In Delaware campaign for Senate, civility rules
A lot of the mail I receive these days reads like this letter from a Milford, Utah, man, who says: "Truly, there is a lot of anger in the land, and one other thing that columnists like you appear to have missed or perhaps are ignoring. That thing is disgust with the obvious, deliberate refusal by elected officials to do their duty and actually represent the will of the people."
If that is your feeling, too, come with me to Delaware, where I spent the weekend with two Senate candidates who will restore your faith in representative government.

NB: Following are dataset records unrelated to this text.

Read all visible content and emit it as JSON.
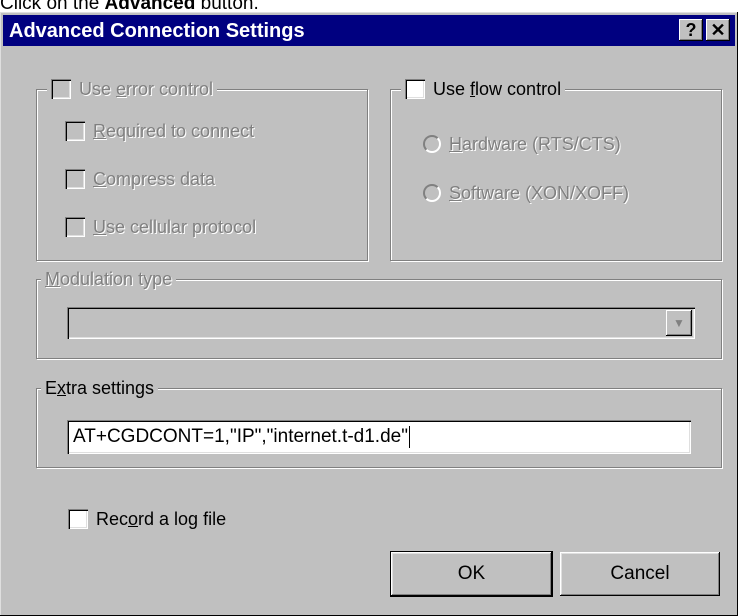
{
  "caption": {
    "prefix": "Click on the ",
    "bold": "Advanced",
    "suffix": " button."
  },
  "window": {
    "title": "Advanced Connection Settings",
    "help_label": "?",
    "close_label": "✕"
  },
  "error_control": {
    "label": {
      "before": "Use ",
      "accel": "e",
      "after": "rror control"
    },
    "enabled": false,
    "options": [
      {
        "accel": "R",
        "after": "equired to connect",
        "checked": false
      },
      {
        "accel": "C",
        "after": "ompress data",
        "checked": false
      },
      {
        "accel": "U",
        "after": "se cellular protocol",
        "checked": false
      }
    ]
  },
  "flow_control": {
    "label": {
      "before": "Use ",
      "accel": "f",
      "after": "low control"
    },
    "checked": false,
    "options": [
      {
        "accel": "H",
        "after": "ardware (RTS/CTS)"
      },
      {
        "accel": "S",
        "after": "oftware (XON/XOFF)"
      }
    ]
  },
  "modulation": {
    "label": {
      "accel": "M",
      "after": "odulation type"
    },
    "value": "",
    "enabled": false
  },
  "extra_settings": {
    "label": {
      "before": "E",
      "accel": "x",
      "after": "tra settings"
    },
    "value": "AT+CGDCONT=1,\"IP\",\"internet.t-d1.de\""
  },
  "log_file": {
    "label": {
      "before": "Rec",
      "accel": "o",
      "after": "rd a log file"
    },
    "checked": false
  },
  "buttons": {
    "ok": "OK",
    "cancel": "Cancel"
  }
}
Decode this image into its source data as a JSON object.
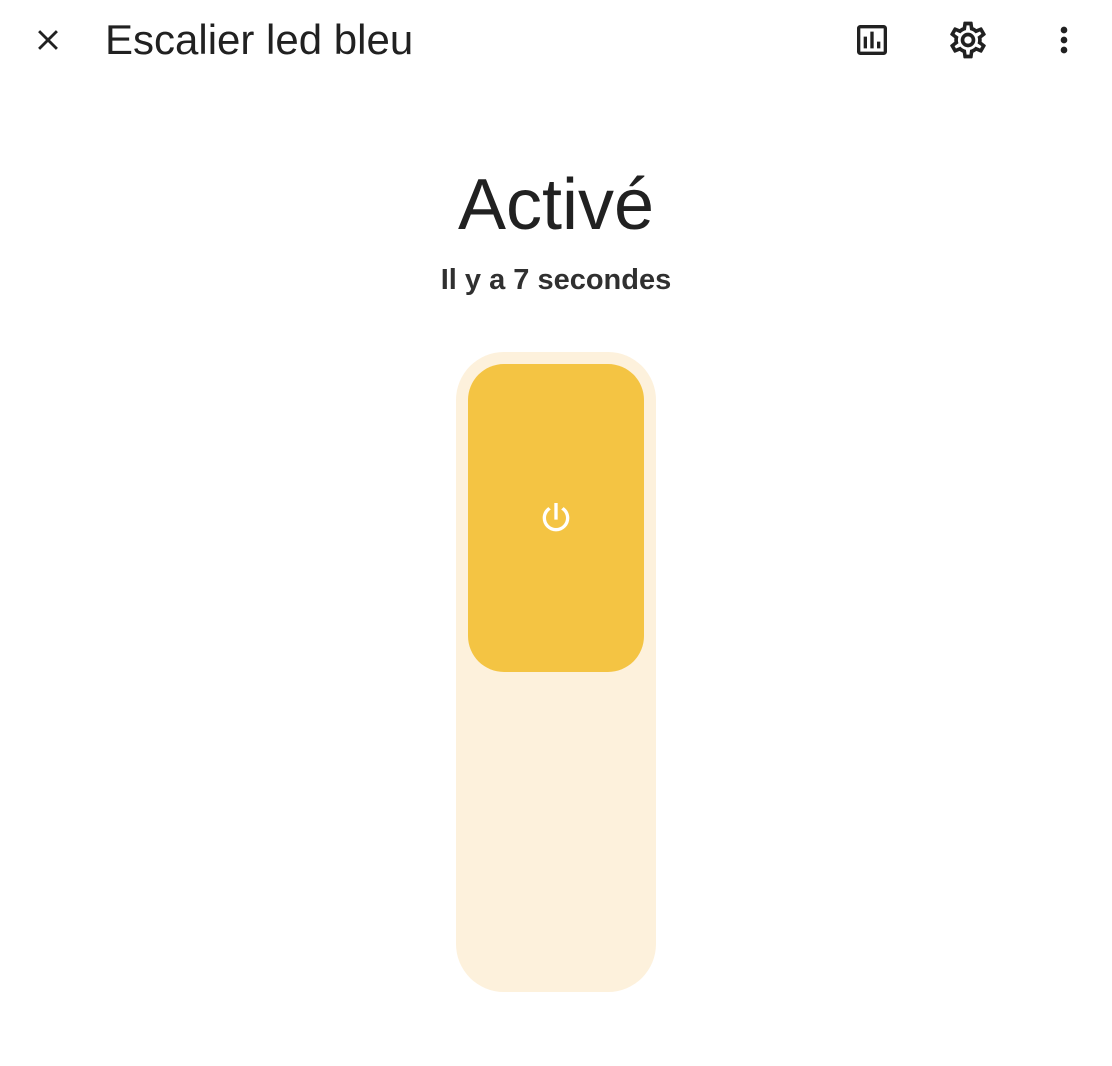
{
  "header": {
    "title": "Escalier led bleu",
    "close_icon": "close-icon",
    "history_icon": "chart-box-icon",
    "settings_icon": "gear-icon",
    "more_icon": "dots-vertical-icon"
  },
  "entity": {
    "state_label": "Activé",
    "last_changed": "Il y a 7 secondes",
    "is_on": true,
    "power_icon": "power-icon"
  },
  "colors": {
    "track": "#fdf1dc",
    "thumb": "#f4c443",
    "icon": "#212121",
    "thumb_icon": "#ffffff"
  }
}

The seat that Joe Biden held for 36 years will be filled in November, and the early favorite is Mike Castle, the state's former governor and longtime congressman at-large, a throwback to the kind of progressive Republican the Northeast used to elect regularly.
Respected in both parties, especially for his work on education and job training, successful all 12 times he has been on the ballot here, Castle could easily have held the House seat as long as he wished. But at 70, he chose to seek to fill out the four years remaining in Biden's term, even though he thought he would face a difficult race against Biden's son, state Attorney General Beau Biden. His reason for running, Castle explained to voters at a house party here, is that "I'm in the minority in a [Republican] minority of 435 people, and the rules and procedures make it difficult to express my independence. In the Senate, I hope I will have more impact."

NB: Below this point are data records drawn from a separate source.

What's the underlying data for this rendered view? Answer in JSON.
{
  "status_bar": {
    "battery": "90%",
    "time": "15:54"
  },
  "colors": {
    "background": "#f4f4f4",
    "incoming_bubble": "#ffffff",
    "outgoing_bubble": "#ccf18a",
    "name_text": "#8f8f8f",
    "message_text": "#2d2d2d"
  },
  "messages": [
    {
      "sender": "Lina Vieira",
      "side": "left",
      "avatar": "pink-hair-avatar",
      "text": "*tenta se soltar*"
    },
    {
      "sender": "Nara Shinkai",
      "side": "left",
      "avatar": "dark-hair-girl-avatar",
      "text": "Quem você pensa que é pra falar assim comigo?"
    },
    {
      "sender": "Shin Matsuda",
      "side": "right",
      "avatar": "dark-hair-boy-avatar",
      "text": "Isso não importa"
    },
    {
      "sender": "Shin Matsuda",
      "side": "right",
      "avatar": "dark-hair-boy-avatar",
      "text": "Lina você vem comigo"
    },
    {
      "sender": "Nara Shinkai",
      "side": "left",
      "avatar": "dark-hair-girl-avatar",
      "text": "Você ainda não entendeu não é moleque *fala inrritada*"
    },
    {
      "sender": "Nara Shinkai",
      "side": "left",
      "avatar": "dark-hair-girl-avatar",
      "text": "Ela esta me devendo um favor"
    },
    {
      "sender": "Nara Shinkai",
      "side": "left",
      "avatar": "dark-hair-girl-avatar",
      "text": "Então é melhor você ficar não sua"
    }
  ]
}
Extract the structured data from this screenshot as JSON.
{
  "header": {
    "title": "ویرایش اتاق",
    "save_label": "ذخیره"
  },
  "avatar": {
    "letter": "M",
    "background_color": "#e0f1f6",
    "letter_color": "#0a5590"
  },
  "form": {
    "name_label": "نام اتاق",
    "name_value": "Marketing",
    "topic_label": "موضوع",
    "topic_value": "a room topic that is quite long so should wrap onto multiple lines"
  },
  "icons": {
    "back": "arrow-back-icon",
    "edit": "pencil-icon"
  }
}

Later, Castle told me, "I don't go there with any notion of just building up seniority, but I think I can make a contribution there in the fields I've worked in. I don't plan to be part of the opposition. I think I can do more than oppose."
In his forthcoming book, "Joe Biden: A Life of Trial and Redemption," veteran Washington correspondent Jules Witcover quotes Biden's sister, Valerie, his frequent campaign manager, as observing, "There's a culture of civility" in Delaware politics. "And it's a small state where you can get around quickly."
I found Castle and his wife chatting with two dozen voters in a home here, laying out his differences with the Obama administration on health care and economic stimulus, just one day after he had joined Democratic Sen. Tom Carper, another former governor and fellow moderate, in a bipartisan welcome to Education Secretary Arne Duncan at the state fair.
It obviously would not be easy to challenge Castle, and the Democrats were shocked when young Biden took himself out of the Senate race this year, explaining that he could not in good conscience absent himself from the challenge of prosecuting a man accused of the worst crime in recent state history.
But Democrats quickly found a worthy match for Castle in 46-year-old Chris Coons, the reform-minded elected executive of New Castle County, where two-thirds of the state's population lives. A man of conspicuously wide-ranging interests, Coons was a double major in chemistry and political science at Amherst College and later received an ethics degree from Yale Divinity School at the same time he was attending Yale Law School.
Professionally, he mixed working at the family-owned firm that makes Gore-Tex fabrics with his service for several nonprofits, all before he was recruited by the Democrats to run against an ethically challenged county executive.
The two men speak respectfully of each other, and while Castle has the edge in name familiarity and financing, Coons points out that Delaware has moved further into the Democratic column while Castle has been in office.
I can think of many states, including my own native Illinois, that would kill to have two such Senate candidates this year. To cure your cynicism, just visit Delaware.
Daniel Schorr, the great broadcaster who died last week, was a model to his trade -- and an inspiration to many of us in journalism. He never raised his voice, but he knew how to make his points. His curiosity kept him working at the top of his game well into his 90s. What a good life.